NASA, Boeing opt to fly leaky thruster as-is for first crewed Starliner CST-100 mission

Will Boeing's Padstayer become Padleaver on June 1?

NASA and Boeing have set another date – June 1 – for the first crewed launch of the Starliner CST-100, a capsule more noted for its reluctance to leave the ground than for its commercial crew capability.

The Starliner has suffered several setbacks over the years, with the latest being a helium leak detected after the May 6 scrub of the first crewed launch due to an unrelated issue with a valve in the Atlas V's Centaur upper stage.
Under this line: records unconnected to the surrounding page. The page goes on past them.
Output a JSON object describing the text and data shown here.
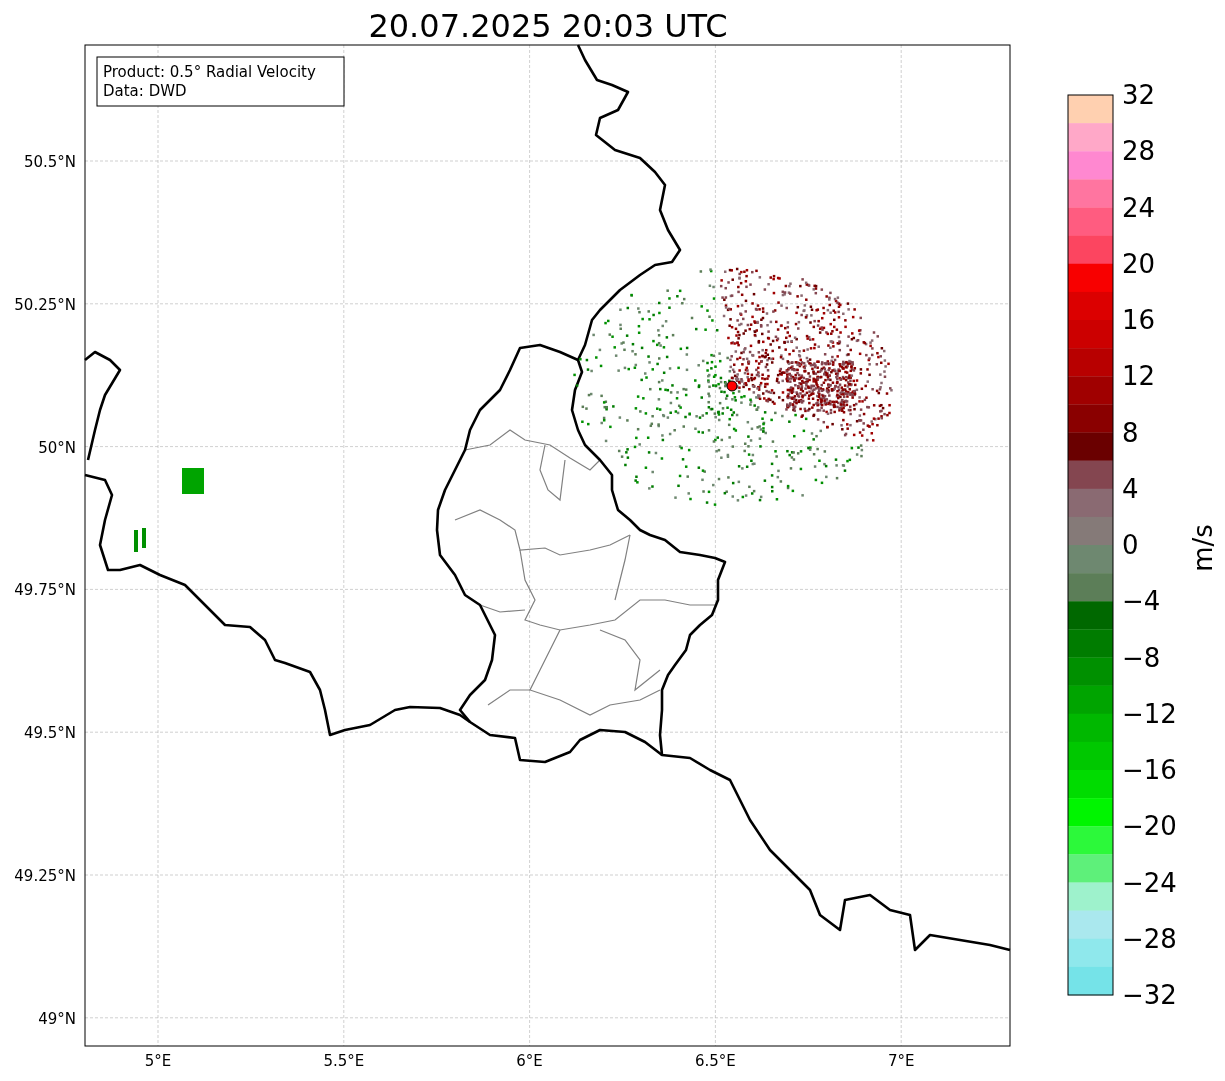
{
  "title": "20.07.2025 20:03 UTC",
  "info_box": [
    "Product: 0.5° Radial Velocity",
    "Data: DWD"
  ],
  "y_ticks": [
    "50.5°N",
    "50.25°N",
    "50°N",
    "49.75°N",
    "49.5°N",
    "49.25°N",
    "49°N"
  ],
  "x_ticks": [
    "5°E",
    "5.5°E",
    "6°E",
    "6.5°E",
    "7°E"
  ],
  "colorbar": {
    "label": "m/s",
    "ticks": [
      "32",
      "28",
      "24",
      "20",
      "16",
      "12",
      "8",
      "4",
      "0",
      "−4",
      "−8",
      "−12",
      "−16",
      "−20",
      "−24",
      "−28",
      "−32"
    ],
    "segments": [
      {
        "color": "#ffd0b0"
      },
      {
        "color": "#ffa8c8"
      },
      {
        "color": "#ff88d0"
      },
      {
        "color": "#ff75a0"
      },
      {
        "color": "#ff5c80"
      },
      {
        "color": "#fc4560"
      },
      {
        "color": "#f80000"
      },
      {
        "color": "#dc0000"
      },
      {
        "color": "#cc0000"
      },
      {
        "color": "#b80000"
      },
      {
        "color": "#a00000"
      },
      {
        "color": "#8a0000"
      },
      {
        "color": "#6a0000"
      },
      {
        "color": "#844650"
      },
      {
        "color": "#8a6a72"
      },
      {
        "color": "#857a78"
      },
      {
        "color": "#6e8870"
      },
      {
        "color": "#5c7e58"
      },
      {
        "color": "#006800"
      },
      {
        "color": "#007c00"
      },
      {
        "color": "#009000"
      },
      {
        "color": "#00a400"
      },
      {
        "color": "#00b800"
      },
      {
        "color": "#00c800"
      },
      {
        "color": "#00dc00"
      },
      {
        "color": "#00f500"
      },
      {
        "color": "#2cf93a"
      },
      {
        "color": "#5ef07a"
      },
      {
        "color": "#9ef2cc"
      },
      {
        "color": "#aae8ee"
      },
      {
        "color": "#8fe8ec"
      },
      {
        "color": "#75e3e8"
      }
    ]
  }
}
While the valve issue was resolved, the helium leak meant further delays while engineers and managers assessed the best way forward. The worst scenario would have meant destacking the Starliner from the Atlas V, and then detaching the capsule, which would have likely resulted in the mission being pushed back deeper into the summer or beyond.
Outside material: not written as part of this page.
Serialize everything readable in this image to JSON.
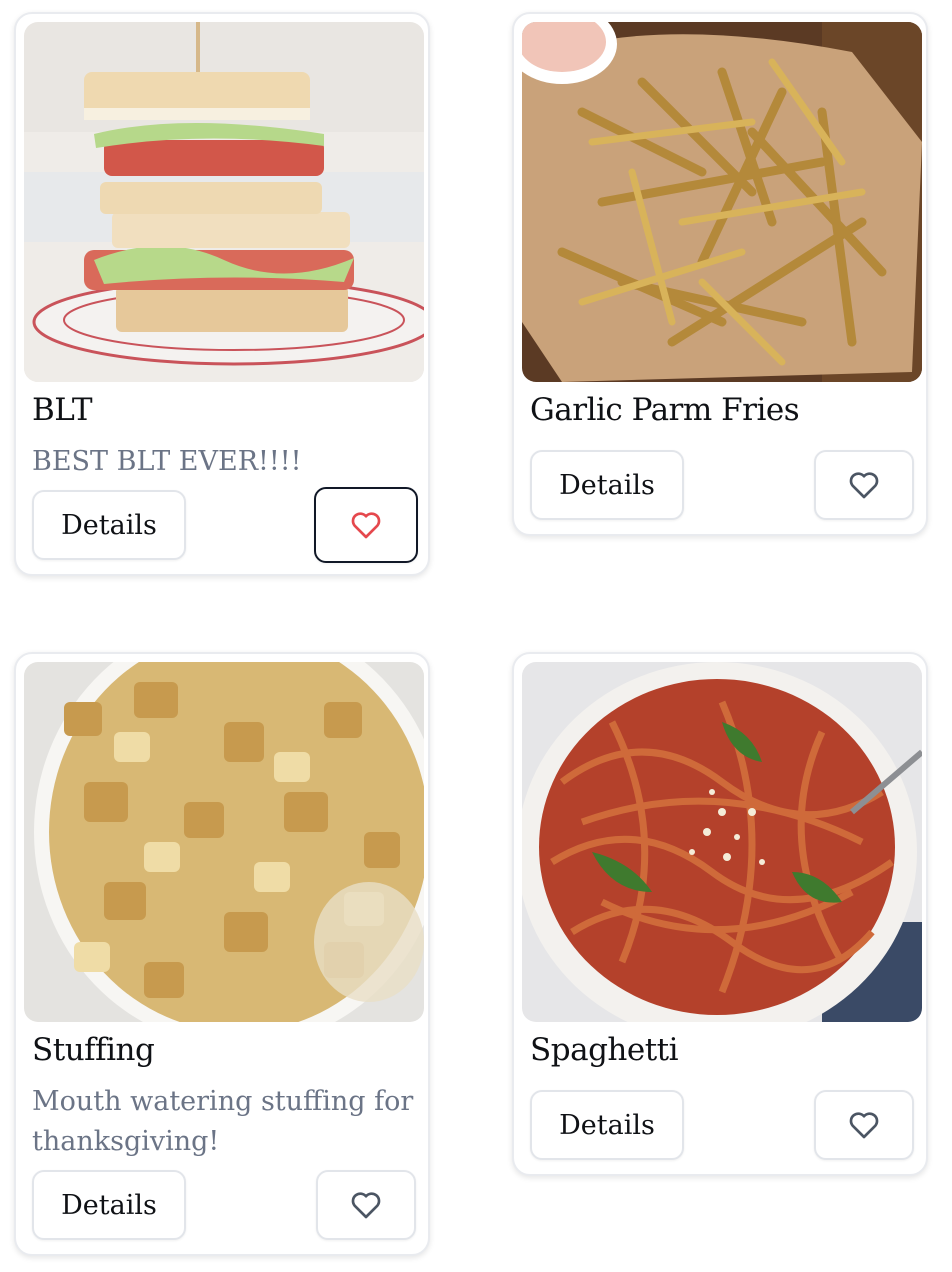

As it is, NASA and Boeing officials said in a May 24 briefing that the leak, caused by a seal in a flange, was an isolated problem – none of the other thrusters have the same issue – and even if the seal wasn't there at all, the team was happy to launch to spacecraft as is and manage the leak accordingly.

Worryingly, while investigating the Starliner's propulsion system, the team discovered a potential vulnerability: a de-orbit burn might not be possible in the event of multiple thruster failures. To handle this admittedly very unlikely failure scenario, a new de-orbit procedure has been developed.
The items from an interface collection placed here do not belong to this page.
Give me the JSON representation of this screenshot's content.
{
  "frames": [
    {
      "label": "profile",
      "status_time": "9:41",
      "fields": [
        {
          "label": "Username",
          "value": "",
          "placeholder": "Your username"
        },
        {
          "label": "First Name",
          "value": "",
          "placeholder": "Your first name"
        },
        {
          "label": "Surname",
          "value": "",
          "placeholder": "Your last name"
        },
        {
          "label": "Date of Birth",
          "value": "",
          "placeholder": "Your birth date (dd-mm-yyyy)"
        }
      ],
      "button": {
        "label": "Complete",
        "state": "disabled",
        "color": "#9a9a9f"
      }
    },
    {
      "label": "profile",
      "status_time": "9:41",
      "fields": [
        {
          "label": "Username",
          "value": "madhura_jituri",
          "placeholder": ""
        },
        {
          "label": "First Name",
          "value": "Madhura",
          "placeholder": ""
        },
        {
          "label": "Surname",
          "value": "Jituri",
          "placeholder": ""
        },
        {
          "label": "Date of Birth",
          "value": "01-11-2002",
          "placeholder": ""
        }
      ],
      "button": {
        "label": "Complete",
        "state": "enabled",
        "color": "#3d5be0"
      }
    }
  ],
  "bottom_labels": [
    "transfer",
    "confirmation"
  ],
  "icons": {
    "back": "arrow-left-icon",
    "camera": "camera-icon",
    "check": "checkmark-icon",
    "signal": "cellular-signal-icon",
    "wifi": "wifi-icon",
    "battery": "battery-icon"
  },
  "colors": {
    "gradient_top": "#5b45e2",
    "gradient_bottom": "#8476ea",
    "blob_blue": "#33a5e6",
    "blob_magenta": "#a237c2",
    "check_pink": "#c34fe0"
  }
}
It is disappointing that pre-flight issues are still being uncovered despite years of delays and additional testing.

Steve Stich, manager of NASA's Commercial Crew Program, said, "There has been a great deal of exceptional analysis and testing over the last two weeks by the joint NASA, Boeing, and ULA teams to replace the Centaur Self Regulating Valve and troubleshoot the Starliner Service Module helium manifold leak.

"It has been important that we take our time to understand all the complexities of each issue including the redundant capabilities of the Starliner propulsion system and any implications to our Interim Human Rating Certification."

The next step will be the Delta-Agency Flight Readiness review to assess the work done and the flight rationale. Should all go well, the first chance to launch will be on June 1, with additional opportunities on June 2, 5, and 6. ®

More about


Send us news

Other stories you might like